# [Records shown]

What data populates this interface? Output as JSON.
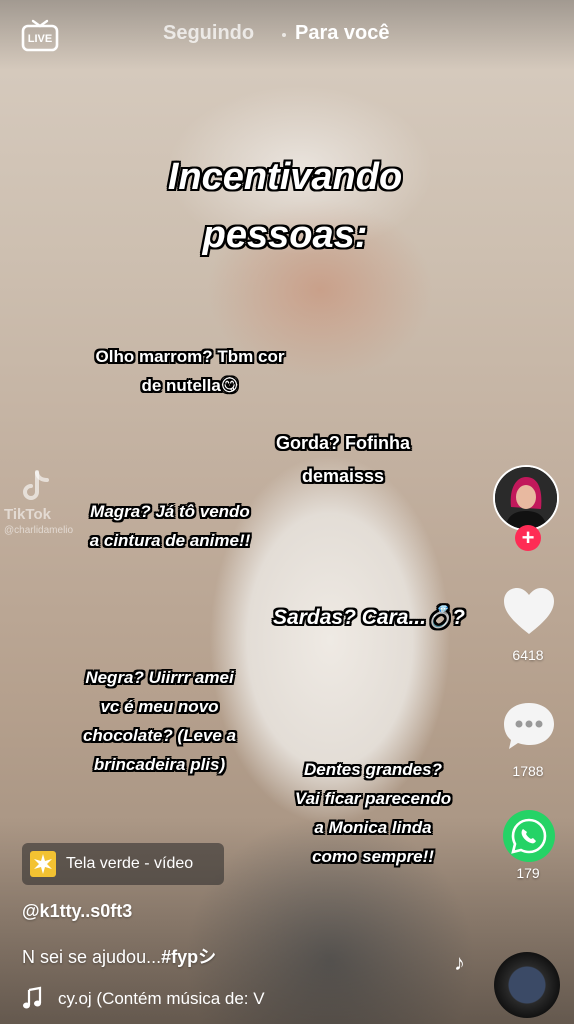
{
  "header": {
    "live_label": "LIVE",
    "tab_following": "Seguindo",
    "tab_for_you": "Para você"
  },
  "video": {
    "title_line1": "Incentivando",
    "title_line2": "pessoas:",
    "captions": {
      "c1_line1": "Olho marrom? Tbm  cor",
      "c1_line2": "de nutella😋",
      "c2_line1": "Gorda? Fofinha",
      "c2_line2": "demaisss",
      "c3_line1": "Magra? Já tô vendo",
      "c3_line2": "a cintura de anime!!",
      "c4_line1": "Sardas? Cara...💍?",
      "c5_line1": "Negra? Uiirrr amei",
      "c5_line2": "vc é meu novo",
      "c5_line3": "chocolate? (Leve a",
      "c5_line4": "brincadeira plis)",
      "c6_line1": "Dentes grandes?",
      "c6_line2": "Vai ficar parecendo",
      "c6_line3": "a Monica linda",
      "c6_line4": "como sempre!!"
    },
    "watermark_brand": "TikTok",
    "watermark_user": "@charlidamelio"
  },
  "actions": {
    "likes": "6418",
    "comments": "1788",
    "shares": "179"
  },
  "info": {
    "effect_label": "Tela verde - vídeo",
    "username": "@k1tty..s0ft3",
    "description_text": "N sei se ajudou...",
    "description_tag": "#fypシ",
    "music_text": "cy.oj (Contém música de: V"
  },
  "colors": {
    "accent": "#fe2c55",
    "whatsapp": "#25d366",
    "effect_icon": "#f3c232"
  }
}
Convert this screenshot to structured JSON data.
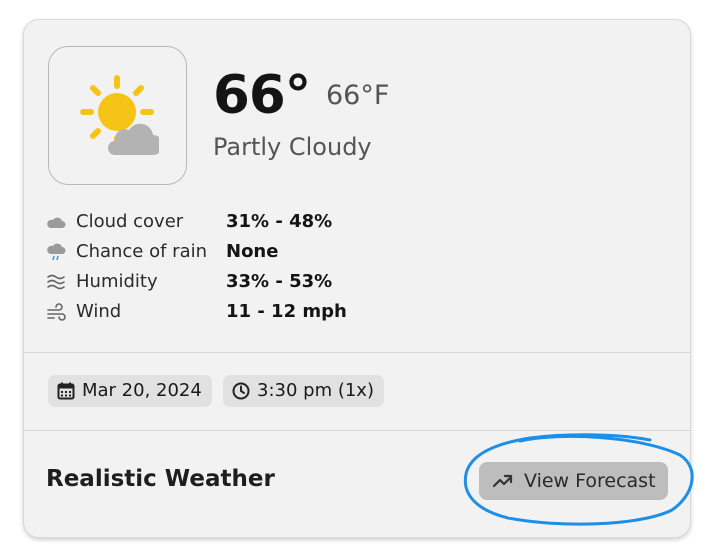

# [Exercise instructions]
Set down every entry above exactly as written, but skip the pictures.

# [Task result]
What data populates this interface? Output as JSON.
{
  "header": {
    "live_label": "LIVE",
    "tab_following": "Seguindo",
    "tab_for_you": "Para você"
  },
  "video": {
    "title_line1": "Incentivando",
    "title_line2": "pessoas:",
    "captions": {
      "c1_line1": "Olho marrom? Tbm  cor",
      "c1_line2": "de nutella😋",
      "c2_line1": "Gorda? Fofinha",
      "c2_line2": "demaisss",
      "c3_line1": "Magra? Já tô vendo",
      "c3_line2": "a cintura de anime!!",
      "c4_line1": "Sardas? Cara...💍?",
      "c5_line1": "Negra? Uiirrr amei",
      "c5_line2": "vc é meu novo",
      "c5_line3": "chocolate? (Leve a",
      "c5_line4": "brincadeira plis)",
      "c6_line1": "Dentes grandes?",
      "c6_line2": "Vai ficar parecendo",
      "c6_line3": "a Monica linda",
      "c6_line4": "como sempre!!"
    },
    "watermark_brand": "TikTok",
    "watermark_user": "@charlidamelio"
  },
  "actions": {
    "likes": "6418",
    "comments": "1788",
    "shares": "179"
  },
  "info": {
    "effect_label": "Tela verde - vídeo",
    "username": "@k1tty..s0ft3",
    "description_text": "N sei se ajudou...",
    "description_tag": "#fypシ",
    "music_text": "cy.oj (Contém música de: V"
  },
  "colors": {
    "accent": "#fe2c55",
    "whatsapp": "#25d366",
    "effect_icon": "#f3c232"
  }
}
Convert this screenshot to structured JSON data.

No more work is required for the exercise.